Set Clear Expectations: Ensure that expectations for performance, deadlines and quality of work are communicated clearly to employees. When everyone understands what is expected of them, they are more likely to meet those expectations. 

Those expectations must be established early on—ideally during training. Set the realistic bar and make sure they understand the goals.

Empower Employees: Give employees autonomy and ownership over their work. 

When employees feel trusted to make decisions and take initiative, they are more likely to feel valued and motivated to perform well. A high-performing employee makes for a successful mission, environment and bottom line.

Provide Support and Resources: Ensure that employees have the necessary resources, training and support to do their jobs effectively. Feeling supported by their supervisors and having access to the tools they need can boost confidence and performance. 

Employees who feel they don’t have the right tools to meet the expectations will not only fail but could bring down others around them.

Encourage Open Communication: Create an environment where employees feel comfortable expressing their ideas, concerns, and feedback. Encourage regular one-on-one meetings between supervisors and employees to discuss progress, challenges and goals. 
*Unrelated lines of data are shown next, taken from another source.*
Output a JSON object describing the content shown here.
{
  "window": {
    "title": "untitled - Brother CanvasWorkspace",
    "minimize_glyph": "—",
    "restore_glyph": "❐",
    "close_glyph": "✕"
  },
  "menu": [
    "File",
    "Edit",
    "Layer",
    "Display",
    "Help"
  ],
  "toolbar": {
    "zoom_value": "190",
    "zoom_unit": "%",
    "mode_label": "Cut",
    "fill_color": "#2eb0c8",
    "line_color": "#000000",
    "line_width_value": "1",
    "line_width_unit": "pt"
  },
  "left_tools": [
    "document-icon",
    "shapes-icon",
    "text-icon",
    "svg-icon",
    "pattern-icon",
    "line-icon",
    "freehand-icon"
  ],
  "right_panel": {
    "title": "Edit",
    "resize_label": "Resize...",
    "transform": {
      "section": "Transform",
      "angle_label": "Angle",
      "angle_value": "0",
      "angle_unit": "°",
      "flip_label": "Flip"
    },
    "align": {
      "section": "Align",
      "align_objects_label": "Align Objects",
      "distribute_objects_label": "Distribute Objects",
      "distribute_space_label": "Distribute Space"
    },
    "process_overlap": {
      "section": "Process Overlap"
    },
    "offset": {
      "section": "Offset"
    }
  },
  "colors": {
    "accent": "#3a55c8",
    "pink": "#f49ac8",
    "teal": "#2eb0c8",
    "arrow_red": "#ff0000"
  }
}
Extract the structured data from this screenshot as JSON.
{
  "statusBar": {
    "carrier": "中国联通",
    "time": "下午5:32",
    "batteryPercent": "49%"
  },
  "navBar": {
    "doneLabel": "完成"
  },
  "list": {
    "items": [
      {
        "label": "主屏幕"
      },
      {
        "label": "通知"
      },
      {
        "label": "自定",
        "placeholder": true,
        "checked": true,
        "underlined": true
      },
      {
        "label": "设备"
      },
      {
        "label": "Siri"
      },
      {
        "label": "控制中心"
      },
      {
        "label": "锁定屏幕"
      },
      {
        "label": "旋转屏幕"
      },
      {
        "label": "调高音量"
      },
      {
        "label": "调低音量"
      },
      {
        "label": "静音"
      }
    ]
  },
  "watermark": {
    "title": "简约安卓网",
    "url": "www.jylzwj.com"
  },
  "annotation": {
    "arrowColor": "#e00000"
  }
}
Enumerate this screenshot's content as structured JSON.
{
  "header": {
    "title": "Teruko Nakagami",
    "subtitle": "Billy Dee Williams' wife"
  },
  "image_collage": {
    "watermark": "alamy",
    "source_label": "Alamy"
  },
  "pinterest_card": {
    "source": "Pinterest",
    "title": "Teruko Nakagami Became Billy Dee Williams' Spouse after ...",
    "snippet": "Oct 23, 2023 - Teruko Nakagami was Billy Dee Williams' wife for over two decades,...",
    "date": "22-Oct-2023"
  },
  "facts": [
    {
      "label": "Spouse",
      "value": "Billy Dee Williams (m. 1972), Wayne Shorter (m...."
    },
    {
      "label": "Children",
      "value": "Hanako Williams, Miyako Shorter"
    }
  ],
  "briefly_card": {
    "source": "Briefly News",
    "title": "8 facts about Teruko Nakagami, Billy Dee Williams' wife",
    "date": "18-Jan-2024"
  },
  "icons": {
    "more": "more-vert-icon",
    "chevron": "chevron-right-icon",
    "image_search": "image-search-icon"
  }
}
Everyone seems to have an “open-door” policy. Make sure yours is legit. 

Follow-up on EVERY SUGGESTION. Let the suggesting employee know why their idea may not be a viable solution, but under no circumstances should their idea be ignored.

Lead by Example: Supervisors should demonstrate trustworthiness in their own actions and decisions. 

Consistency, honesty and integrity from leadership set a positive example for employees to follow. Be available to your employees. Answer their calls, their e-mails, and their suggestions.

Recognize and Reward Success: Acknowledge and celebrate achievements and successes, both big and small. Recognizing employees’ contributions shows appreciation and reinforces positive behaviors. 

Address Issues Promptly: Address any issues or concerns that arise in a timely and respectful manner. Ignoring problems can erode trust and morale within the team. 

Promote Collaboration: Foster a collaborative culture where teamwork is encouraged. When employees feel supported by their colleagues and see the value in working together, they are more likely to trust each other and their supervisors.

Provide Opportunities for Growth: Invest in employee development and provide opportunities for learning and advancement. When employees see a path for growth within the organization, they are more likely to be committed and engaged.

Seek Feedback: Regularly seek feedback from employees about their experiences within the organization. Use this feedback to identify areas for improvement and demonstrate a commitment to fostering trust and transparency.

By implementing these strategies, supervisors can help cultivate a culture of trust where employees feel valued, motivated, and empowered to perform their best.

Check back tomorrow for insights from consulting services, commercial laundry, chemicals supply and equipment manufacturing experts.

Have a question or comment? E-mail our editor Matt Poe at [email protected].